Web page and app entries
★ ★ ★ ★

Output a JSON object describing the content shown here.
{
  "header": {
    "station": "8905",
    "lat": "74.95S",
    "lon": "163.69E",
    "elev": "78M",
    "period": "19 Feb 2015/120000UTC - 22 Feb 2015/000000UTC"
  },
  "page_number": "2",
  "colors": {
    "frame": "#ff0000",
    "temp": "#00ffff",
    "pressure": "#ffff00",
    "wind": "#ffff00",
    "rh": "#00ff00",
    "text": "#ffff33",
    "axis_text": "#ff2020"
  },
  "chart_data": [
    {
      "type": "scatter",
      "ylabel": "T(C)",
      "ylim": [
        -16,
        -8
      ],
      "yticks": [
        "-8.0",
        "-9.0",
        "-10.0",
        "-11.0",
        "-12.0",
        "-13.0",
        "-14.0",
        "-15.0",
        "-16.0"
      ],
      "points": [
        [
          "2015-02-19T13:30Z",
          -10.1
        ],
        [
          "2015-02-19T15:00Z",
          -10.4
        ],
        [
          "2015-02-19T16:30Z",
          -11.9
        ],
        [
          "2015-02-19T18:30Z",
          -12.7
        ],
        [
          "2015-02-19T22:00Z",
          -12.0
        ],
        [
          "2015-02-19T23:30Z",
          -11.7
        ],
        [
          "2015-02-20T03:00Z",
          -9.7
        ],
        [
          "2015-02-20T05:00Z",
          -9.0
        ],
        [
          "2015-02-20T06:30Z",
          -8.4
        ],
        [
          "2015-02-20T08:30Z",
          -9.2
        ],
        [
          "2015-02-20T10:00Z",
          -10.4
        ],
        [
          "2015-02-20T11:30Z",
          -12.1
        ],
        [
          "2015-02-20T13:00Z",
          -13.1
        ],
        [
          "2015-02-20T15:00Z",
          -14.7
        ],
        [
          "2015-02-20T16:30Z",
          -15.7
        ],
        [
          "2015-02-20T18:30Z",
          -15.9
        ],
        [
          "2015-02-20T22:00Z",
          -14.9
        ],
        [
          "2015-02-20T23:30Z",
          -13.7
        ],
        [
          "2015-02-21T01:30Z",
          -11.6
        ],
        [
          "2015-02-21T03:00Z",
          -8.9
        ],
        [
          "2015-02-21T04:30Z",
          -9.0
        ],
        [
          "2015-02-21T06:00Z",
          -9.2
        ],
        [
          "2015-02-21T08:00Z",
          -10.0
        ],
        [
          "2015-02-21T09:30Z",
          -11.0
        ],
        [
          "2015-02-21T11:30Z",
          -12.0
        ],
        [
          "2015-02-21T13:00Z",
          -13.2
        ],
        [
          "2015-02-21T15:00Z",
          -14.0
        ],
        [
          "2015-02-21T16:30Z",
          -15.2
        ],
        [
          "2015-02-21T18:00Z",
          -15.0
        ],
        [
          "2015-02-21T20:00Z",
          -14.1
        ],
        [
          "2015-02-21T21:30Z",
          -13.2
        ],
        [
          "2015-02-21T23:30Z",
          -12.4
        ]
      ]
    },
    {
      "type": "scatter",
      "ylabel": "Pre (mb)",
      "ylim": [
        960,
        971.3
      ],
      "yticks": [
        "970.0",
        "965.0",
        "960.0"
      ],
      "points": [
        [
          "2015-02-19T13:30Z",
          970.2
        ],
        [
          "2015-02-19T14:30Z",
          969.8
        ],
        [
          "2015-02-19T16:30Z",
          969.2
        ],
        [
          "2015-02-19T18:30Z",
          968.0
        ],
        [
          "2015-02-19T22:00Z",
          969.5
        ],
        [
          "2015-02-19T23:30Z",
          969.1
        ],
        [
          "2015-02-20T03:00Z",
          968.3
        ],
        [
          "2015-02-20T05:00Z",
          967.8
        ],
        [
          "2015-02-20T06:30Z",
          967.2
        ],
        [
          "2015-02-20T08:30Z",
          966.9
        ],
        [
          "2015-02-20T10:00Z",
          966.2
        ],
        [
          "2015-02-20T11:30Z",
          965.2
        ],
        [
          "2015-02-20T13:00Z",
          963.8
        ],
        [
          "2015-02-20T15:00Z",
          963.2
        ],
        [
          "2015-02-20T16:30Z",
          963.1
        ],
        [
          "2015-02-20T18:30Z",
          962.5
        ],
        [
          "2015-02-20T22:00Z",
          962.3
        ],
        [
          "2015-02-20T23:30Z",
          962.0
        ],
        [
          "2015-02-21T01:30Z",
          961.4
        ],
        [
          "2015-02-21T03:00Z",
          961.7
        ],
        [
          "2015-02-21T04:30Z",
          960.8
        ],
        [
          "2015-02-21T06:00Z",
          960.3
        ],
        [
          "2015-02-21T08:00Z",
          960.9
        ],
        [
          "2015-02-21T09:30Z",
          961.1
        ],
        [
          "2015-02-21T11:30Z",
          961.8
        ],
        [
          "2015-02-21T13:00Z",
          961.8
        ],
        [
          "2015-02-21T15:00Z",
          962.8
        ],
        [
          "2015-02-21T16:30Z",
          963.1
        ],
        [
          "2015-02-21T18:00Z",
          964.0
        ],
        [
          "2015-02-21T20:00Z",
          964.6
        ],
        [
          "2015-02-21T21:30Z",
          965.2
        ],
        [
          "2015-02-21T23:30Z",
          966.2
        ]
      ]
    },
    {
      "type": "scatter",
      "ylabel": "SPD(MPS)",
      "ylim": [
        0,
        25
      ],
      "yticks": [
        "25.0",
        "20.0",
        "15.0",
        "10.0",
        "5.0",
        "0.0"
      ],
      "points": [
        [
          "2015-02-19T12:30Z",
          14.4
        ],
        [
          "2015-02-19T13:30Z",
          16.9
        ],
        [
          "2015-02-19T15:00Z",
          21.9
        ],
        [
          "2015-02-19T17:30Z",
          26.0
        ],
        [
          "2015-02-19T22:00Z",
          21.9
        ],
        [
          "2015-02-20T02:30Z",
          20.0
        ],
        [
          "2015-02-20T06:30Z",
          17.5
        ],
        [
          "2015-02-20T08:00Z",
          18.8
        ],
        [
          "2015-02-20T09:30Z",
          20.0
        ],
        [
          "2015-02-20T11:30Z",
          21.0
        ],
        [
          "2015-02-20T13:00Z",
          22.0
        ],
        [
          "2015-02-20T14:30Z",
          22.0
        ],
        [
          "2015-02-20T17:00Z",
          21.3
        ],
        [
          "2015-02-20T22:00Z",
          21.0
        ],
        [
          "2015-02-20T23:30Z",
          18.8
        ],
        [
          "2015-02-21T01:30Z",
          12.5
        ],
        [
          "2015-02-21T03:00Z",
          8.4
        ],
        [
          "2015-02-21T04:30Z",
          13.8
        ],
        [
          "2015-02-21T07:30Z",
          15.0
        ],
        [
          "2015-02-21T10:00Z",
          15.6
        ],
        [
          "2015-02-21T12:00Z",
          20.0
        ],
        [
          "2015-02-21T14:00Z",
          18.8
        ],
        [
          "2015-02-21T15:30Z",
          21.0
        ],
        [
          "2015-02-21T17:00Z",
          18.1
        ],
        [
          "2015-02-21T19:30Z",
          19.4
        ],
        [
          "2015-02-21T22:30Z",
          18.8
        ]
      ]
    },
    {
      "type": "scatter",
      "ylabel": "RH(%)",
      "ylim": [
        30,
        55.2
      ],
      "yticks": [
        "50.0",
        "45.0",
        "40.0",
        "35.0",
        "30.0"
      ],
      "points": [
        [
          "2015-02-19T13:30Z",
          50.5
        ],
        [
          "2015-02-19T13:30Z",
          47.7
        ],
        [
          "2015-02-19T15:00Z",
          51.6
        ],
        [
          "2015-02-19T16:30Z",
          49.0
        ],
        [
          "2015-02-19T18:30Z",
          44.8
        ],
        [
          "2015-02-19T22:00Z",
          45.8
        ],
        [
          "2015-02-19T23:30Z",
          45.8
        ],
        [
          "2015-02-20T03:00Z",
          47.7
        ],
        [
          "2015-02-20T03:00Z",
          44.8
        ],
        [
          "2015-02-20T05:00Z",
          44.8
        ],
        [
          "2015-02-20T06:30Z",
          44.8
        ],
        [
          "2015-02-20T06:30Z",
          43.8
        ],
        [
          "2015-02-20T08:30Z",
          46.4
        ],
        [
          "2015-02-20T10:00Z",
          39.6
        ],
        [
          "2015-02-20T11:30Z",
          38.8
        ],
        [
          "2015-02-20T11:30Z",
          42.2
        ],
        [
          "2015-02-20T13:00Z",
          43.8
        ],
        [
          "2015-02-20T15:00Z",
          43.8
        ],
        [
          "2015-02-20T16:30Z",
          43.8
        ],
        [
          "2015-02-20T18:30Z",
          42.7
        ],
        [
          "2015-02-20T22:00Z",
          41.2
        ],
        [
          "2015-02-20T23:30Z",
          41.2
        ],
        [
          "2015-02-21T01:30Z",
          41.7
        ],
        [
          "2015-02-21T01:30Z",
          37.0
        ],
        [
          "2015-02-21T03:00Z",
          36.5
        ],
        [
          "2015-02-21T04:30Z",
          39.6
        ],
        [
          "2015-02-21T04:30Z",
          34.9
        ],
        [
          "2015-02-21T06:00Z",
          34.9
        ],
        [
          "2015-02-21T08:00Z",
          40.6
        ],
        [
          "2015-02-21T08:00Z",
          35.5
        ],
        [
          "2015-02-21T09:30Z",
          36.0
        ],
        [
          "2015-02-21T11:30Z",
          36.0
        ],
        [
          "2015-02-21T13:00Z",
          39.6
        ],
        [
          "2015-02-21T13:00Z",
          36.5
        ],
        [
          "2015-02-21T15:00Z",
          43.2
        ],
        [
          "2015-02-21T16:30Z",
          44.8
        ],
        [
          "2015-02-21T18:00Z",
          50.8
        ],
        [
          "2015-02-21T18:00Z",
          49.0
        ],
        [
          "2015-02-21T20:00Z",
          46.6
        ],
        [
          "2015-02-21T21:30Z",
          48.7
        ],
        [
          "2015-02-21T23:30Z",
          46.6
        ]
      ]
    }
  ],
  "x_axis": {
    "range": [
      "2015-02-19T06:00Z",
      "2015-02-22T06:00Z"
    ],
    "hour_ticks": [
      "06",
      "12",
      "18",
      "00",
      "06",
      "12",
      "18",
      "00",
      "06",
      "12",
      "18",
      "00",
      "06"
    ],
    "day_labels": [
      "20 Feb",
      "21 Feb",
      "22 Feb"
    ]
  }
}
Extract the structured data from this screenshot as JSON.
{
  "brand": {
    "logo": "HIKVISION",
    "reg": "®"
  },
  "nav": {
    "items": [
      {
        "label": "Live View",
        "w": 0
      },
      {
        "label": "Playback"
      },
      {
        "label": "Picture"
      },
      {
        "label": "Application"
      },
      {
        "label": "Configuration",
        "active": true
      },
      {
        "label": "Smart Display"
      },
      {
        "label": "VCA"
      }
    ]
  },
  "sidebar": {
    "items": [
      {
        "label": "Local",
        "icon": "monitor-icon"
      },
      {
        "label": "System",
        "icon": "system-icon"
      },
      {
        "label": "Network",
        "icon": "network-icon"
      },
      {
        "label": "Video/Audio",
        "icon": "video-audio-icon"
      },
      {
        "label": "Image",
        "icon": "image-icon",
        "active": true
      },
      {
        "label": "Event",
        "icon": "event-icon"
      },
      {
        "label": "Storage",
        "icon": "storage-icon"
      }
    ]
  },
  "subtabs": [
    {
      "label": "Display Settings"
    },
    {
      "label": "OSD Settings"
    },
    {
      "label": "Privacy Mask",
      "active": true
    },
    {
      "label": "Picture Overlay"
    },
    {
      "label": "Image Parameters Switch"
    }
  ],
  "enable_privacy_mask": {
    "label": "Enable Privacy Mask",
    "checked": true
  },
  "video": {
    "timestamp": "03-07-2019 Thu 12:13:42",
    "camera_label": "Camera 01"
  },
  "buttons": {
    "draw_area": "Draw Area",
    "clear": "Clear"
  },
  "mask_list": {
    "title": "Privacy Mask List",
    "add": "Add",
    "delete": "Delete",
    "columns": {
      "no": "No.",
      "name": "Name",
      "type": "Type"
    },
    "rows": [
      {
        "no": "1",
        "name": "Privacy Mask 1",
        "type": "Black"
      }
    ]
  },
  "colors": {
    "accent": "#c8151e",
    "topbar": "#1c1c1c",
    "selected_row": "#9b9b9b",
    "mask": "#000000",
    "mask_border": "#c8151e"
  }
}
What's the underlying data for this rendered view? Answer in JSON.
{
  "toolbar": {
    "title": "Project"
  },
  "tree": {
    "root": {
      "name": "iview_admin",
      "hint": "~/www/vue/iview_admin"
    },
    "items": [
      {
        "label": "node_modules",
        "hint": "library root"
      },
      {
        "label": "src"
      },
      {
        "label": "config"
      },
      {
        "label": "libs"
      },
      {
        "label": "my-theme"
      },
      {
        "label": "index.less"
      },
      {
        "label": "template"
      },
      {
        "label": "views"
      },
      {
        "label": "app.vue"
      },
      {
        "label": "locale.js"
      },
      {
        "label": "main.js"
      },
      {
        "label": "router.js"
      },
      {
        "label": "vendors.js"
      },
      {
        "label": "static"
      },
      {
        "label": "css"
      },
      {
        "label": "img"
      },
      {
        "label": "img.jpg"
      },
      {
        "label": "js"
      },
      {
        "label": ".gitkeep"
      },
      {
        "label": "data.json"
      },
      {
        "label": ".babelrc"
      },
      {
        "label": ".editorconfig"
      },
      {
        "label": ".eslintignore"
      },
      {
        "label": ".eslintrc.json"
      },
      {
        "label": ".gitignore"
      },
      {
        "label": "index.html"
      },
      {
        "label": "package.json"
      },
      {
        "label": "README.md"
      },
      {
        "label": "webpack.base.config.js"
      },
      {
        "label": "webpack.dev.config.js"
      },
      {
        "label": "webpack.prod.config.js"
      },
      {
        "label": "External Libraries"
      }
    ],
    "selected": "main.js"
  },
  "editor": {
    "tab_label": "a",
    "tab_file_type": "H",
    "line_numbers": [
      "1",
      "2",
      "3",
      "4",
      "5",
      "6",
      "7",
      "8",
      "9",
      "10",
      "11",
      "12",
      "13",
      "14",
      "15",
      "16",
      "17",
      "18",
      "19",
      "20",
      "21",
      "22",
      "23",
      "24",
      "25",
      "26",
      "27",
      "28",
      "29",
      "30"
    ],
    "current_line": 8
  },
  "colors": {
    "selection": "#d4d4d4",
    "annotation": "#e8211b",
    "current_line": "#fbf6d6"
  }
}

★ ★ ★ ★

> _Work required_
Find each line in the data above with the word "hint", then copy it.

> _Task response_
      "hint": "~/www/vue/iview_admin"
        "hint": "library root"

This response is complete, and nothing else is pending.